=== ABOUT THIS EXERCISE ===
Can the data below be set down again exactly, line for line?

(Items listed in a dataset)
• • • •
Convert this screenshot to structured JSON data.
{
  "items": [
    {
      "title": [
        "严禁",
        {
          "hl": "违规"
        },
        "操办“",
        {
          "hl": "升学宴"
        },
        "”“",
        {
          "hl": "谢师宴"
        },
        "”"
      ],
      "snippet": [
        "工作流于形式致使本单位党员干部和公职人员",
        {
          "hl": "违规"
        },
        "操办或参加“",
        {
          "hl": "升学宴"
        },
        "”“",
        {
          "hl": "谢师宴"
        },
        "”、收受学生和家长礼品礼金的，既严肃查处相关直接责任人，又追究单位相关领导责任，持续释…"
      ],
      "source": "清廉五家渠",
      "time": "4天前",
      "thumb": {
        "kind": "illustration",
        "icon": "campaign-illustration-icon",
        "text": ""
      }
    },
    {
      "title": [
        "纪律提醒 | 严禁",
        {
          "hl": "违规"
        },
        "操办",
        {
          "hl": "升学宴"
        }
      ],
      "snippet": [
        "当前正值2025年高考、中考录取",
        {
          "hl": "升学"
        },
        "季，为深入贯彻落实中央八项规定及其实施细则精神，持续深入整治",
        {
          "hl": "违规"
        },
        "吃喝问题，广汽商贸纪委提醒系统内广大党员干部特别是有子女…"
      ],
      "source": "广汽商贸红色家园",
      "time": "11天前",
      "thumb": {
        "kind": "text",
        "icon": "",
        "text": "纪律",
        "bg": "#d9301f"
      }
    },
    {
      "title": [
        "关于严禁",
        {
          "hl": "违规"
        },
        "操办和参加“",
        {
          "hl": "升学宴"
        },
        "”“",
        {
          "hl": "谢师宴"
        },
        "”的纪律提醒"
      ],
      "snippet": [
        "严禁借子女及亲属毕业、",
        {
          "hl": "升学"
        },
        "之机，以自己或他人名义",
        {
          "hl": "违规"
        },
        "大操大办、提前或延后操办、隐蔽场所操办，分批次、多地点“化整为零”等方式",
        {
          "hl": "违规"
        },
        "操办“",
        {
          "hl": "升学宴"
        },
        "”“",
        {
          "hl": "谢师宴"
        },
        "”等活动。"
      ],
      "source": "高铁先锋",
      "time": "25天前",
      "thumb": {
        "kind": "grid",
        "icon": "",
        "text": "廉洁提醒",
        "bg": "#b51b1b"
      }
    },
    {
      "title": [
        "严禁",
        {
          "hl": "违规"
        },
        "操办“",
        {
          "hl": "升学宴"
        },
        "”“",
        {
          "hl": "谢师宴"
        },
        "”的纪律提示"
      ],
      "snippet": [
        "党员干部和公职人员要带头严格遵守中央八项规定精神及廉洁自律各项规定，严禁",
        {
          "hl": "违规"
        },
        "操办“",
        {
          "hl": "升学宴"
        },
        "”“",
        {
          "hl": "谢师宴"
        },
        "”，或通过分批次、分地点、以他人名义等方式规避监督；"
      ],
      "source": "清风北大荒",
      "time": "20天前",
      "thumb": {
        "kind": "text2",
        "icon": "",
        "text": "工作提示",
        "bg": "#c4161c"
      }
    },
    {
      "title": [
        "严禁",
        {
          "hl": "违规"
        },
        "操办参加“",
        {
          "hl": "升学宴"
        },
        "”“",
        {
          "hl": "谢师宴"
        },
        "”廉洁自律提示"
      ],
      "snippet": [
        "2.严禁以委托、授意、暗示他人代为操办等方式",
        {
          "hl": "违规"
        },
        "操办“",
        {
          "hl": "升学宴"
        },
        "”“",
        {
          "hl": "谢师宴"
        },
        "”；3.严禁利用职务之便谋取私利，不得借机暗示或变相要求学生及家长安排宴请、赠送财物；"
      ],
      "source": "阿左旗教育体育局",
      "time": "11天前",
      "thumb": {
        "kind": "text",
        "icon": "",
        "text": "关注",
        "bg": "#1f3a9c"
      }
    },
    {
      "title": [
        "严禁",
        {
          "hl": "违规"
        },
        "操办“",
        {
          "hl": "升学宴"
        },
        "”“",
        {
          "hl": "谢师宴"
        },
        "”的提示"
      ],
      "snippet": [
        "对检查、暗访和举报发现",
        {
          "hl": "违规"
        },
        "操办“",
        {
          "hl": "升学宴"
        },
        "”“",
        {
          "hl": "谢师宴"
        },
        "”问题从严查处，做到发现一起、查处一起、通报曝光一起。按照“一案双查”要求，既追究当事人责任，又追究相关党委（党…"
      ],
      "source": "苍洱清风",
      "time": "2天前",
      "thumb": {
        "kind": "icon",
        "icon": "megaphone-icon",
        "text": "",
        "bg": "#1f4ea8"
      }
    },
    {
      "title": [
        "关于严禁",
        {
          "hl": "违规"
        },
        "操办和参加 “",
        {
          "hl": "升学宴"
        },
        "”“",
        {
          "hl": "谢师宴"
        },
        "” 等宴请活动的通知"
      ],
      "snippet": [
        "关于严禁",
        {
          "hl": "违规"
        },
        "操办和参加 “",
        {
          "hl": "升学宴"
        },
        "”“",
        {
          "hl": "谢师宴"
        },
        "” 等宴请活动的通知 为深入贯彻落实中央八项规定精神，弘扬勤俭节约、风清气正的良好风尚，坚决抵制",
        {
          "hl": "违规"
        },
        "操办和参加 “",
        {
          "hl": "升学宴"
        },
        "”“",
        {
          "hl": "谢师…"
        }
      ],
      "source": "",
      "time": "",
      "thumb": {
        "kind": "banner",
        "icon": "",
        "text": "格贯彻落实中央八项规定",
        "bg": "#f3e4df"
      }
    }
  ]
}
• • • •
=== THE COMPLETED TASK ===
Convert this screenshot to structured JSON data.
{
  "items": [
    {
      "title": [
        "严禁",
        {
          "hl": "违规"
        },
        "操办“",
        {
          "hl": "升学宴"
        },
        "”“",
        {
          "hl": "谢师宴"
        },
        "”"
      ],
      "snippet": [
        "工作流于形式致使本单位党员干部和公职人员",
        {
          "hl": "违规"
        },
        "操办或参加“",
        {
          "hl": "升学宴"
        },
        "”“",
        {
          "hl": "谢师宴"
        },
        "”、收受学生和家长礼品礼金的，既严肃查处相关直接责任人，又追究单位相关领导责任，持续释…"
      ],
      "source": "清廉五家渠",
      "time": "4天前",
      "thumb": {
        "kind": "illustration",
        "icon": "campaign-illustration-icon",
        "text": ""
      }
    },
    {
      "title": [
        "纪律提醒 | 严禁",
        {
          "hl": "违规"
        },
        "操办",
        {
          "hl": "升学宴"
        }
      ],
      "snippet": [
        "当前正值2025年高考、中考录取",
        {
          "hl": "升学"
        },
        "季，为深入贯彻落实中央八项规定及其实施细则精神，持续深入整治",
        {
          "hl": "违规"
        },
        "吃喝问题，广汽商贸纪委提醒系统内广大党员干部特别是有子女…"
      ],
      "source": "广汽商贸红色家园",
      "time": "11天前",
      "thumb": {
        "kind": "text",
        "icon": "",
        "text": "纪律",
        "bg": "#d9301f"
      }
    },
    {
      "title": [
        "关于严禁",
        {
          "hl": "违规"
        },
        "操办和参加“",
        {
          "hl": "升学宴"
        },
        "”“",
        {
          "hl": "谢师宴"
        },
        "”的纪律提醒"
      ],
      "snippet": [
        "严禁借子女及亲属毕业、",
        {
          "hl": "升学"
        },
        "之机，以自己或他人名义",
        {
          "hl": "违规"
        },
        "大操大办、提前或延后操办、隐蔽场所操办，分批次、多地点“化整为零”等方式",
        {
          "hl": "违规"
        },
        "操办“",
        {
          "hl": "升学宴"
        },
        "”“",
        {
          "hl": "谢师宴"
        },
        "”等活动。"
      ],
      "source": "高铁先锋",
      "time": "25天前",
      "thumb": {
        "kind": "grid",
        "icon": "",
        "text": "廉洁提醒",
        "bg": "#b51b1b"
      }
    },
    {
      "title": [
        "严禁",
        {
          "hl": "违规"
        },
        "操办“",
        {
          "hl": "升学宴"
        },
        "”“",
        {
          "hl": "谢师宴"
        },
        "”的纪律提示"
      ],
      "snippet": [
        "党员干部和公职人员要带头严格遵守中央八项规定精神及廉洁自律各项规定，严禁",
        {
          "hl": "违规"
        },
        "操办“",
        {
          "hl": "升学宴"
        },
        "”“",
        {
          "hl": "谢师宴"
        },
        "”，或通过分批次、分地点、以他人名义等方式规避监督；"
      ],
      "source": "清风北大荒",
      "time": "20天前",
      "thumb": {
        "kind": "text2",
        "icon": "",
        "text": "工作提示",
        "bg": "#c4161c"
      }
    },
    {
      "title": [
        "严禁",
        {
          "hl": "违规"
        },
        "操办参加“",
        {
          "hl": "升学宴"
        },
        "”“",
        {
          "hl": "谢师宴"
        },
        "”廉洁自律提示"
      ],
      "snippet": [
        "2.严禁以委托、授意、暗示他人代为操办等方式",
        {
          "hl": "违规"
        },
        "操办“",
        {
          "hl": "升学宴"
        },
        "”“",
        {
          "hl": "谢师宴"
        },
        "”；3.严禁利用职务之便谋取私利，不得借机暗示或变相要求学生及家长安排宴请、赠送财物；"
      ],
      "source": "阿左旗教育体育局",
      "time": "11天前",
      "thumb": {
        "kind": "text",
        "icon": "",
        "text": "关注",
        "bg": "#1f3a9c"
      }
    },
    {
      "title": [
        "严禁",
        {
          "hl": "违规"
        },
        "操办“",
        {
          "hl": "升学宴"
        },
        "”“",
        {
          "hl": "谢师宴"
        },
        "”的提示"
      ],
      "snippet": [
        "对检查、暗访和举报发现",
        {
          "hl": "违规"
        },
        "操办“",
        {
          "hl": "升学宴"
        },
        "”“",
        {
          "hl": "谢师宴"
        },
        "”问题从严查处，做到发现一起、查处一起、通报曝光一起。按照“一案双查”要求，既追究当事人责任，又追究相关党委（党…"
      ],
      "source": "苍洱清风",
      "time": "2天前",
      "thumb": {
        "kind": "icon",
        "icon": "megaphone-icon",
        "text": "",
        "bg": "#1f4ea8"
      }
    },
    {
      "title": [
        "关于严禁",
        {
          "hl": "违规"
        },
        "操办和参加 “",
        {
          "hl": "升学宴"
        },
        "”“",
        {
          "hl": "谢师宴"
        },
        "” 等宴请活动的通知"
      ],
      "snippet": [
        "关于严禁",
        {
          "hl": "违规"
        },
        "操办和参加 “",
        {
          "hl": "升学宴"
        },
        "”“",
        {
          "hl": "谢师宴"
        },
        "” 等宴请活动的通知 为深入贯彻落实中央八项规定精神，弘扬勤俭节约、风清气正的良好风尚，坚决抵制",
        {
          "hl": "违规"
        },
        "操办和参加 “",
        {
          "hl": "升学宴"
        },
        "”“",
        {
          "hl": "谢师…"
        }
      ],
      "source": "",
      "time": "",
      "thumb": {
        "kind": "banner",
        "icon": "",
        "text": "格贯彻落实中央八项规定",
        "bg": "#f3e4df"
      }
    }
  ]
}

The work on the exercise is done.